  • Entirely paperless flight deck

Proposed Rule for Big Trucks Aims at Cutting Fuel Emissions

Thu, 2015-06-18 21:57
The rule is the latest in a series of pollution constraints that President Obama has put forth as he seeks to make tackling climate change a cornerstone of his legacy.

Papal Encyclical Heartens Proponents of Fossil-Fuel Divestment

Thu, 2015-06-18 12:49
By addressing the threat of climate change so forcefully, Pope Francis is likely to add momentum to the movement by big institutions to sell holdings tied to fossil fuels.

Dot Earth Blog: Exploring the Pope’s Moral Push for Climate and Energy Progress – A Holthaus-Revkin Chat

Wed, 2015-06-17 22:45
A blogging meteorologist and a 30-year veteran of climate reporting share views on Pope Francis’s impact on climate diplomacy and energy ethics.

Pope’s Views on Climate Change Add Pressure to Catholic Candidates

Tue, 2015-06-16 21:19
A Florida archbishop will press the pope’s climate change message in the hope that it will resonate in particular with Marco Rubio and Jeb Bush.

Dot Earth Blog: Beware Casting Pope Francis as a Caped Climate Crusader

Tue, 2015-06-16 12:21
Efforts to cast Pope Francis’s climate push as a superhero’s mission could lead to disappointment.

The pope and climate change: Treading lightly, in many directions

Tue, 2015-06-16 07:36
RELIGIOUS organisations tend to operate slowly and ponderously, while environmental politics, and sometimes the environment itself, move more rapidly. The Vatican had intended to release Pope Francis's long-planned encyclical on climate change in a carefully choreographed event on the morning of June 18th, but a version of it, apparently pretty close to the final one, was leaked to the world by L'Espresso, an Italian magazine, four days early.&nbsp;The document's release is still a dramatic event. By throwing his personal authority behind the global effort to mitigate climate change, the pope has made a significant intervention in world affairs.
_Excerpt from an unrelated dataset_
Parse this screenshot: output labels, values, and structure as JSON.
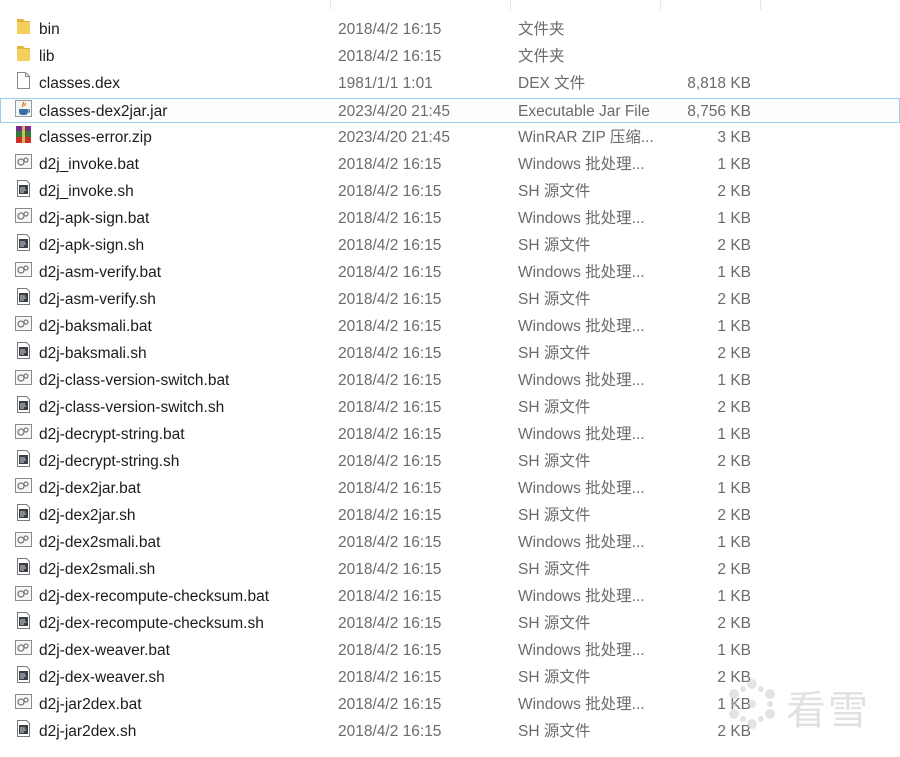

From the secular world's perspective, this is probably the most important step he has made during his two-year papacy.Pope Francis has offered what many were waiting for: an unequivocal statement that climate change is happening, is man-made, and must be tackled by humanity's combined efforts. He writes: "There is a very consistent scientific consensus which indicates that we are in the presence of a disturbing warming-up of the [global] climatic system. In the last few decades, this warming has been accompanied by a constant rise in sea-levels; and it is difficult not to to posit some relationship with the increase [in the frequency of] extreme meteorological events..." In an apparent small sop to climate-change sceptics, he ...<div class="og_rss_groups"></div>

Fracking for shale: Tentative steps

Mon, 2015-06-15 15:25
UK Only Article:&nbsp; standard article Fly Title:&nbsp; Fracking for shale Rubric:&nbsp; Inspired by the boom in America, Britain finally makes plans to drill Byline:&nbsp; E.H. Main image:&nbsp; 20150620_brp501.jpg DAVID CAMERON has long looked admiringly at America’s booming shale-gas industry. Last year Britain’s prime minister asserted that his government would “go all out for shale”. Yet despite that boast, and the lifting of a moratorium on hydraulic fracturing, or “fracking”, in 2012, the country has yet to start drilling again. So some are heartened by the fact that on June 15th Lancashire County Council recommended a test site in the county. Advocates argue that this is the essential first step in Britain’s energy revolution. But anyone hoping for an American-style shale bonanza would be wise to lower their expectations. Part of the reason for the delay in fracking is down to geography. Though exact figures are unknown, there is an estimated&nbsp;1,300&nbsp;trillion cubic feet of gas in the north of England, ...<div class="og_rss_groups"></div>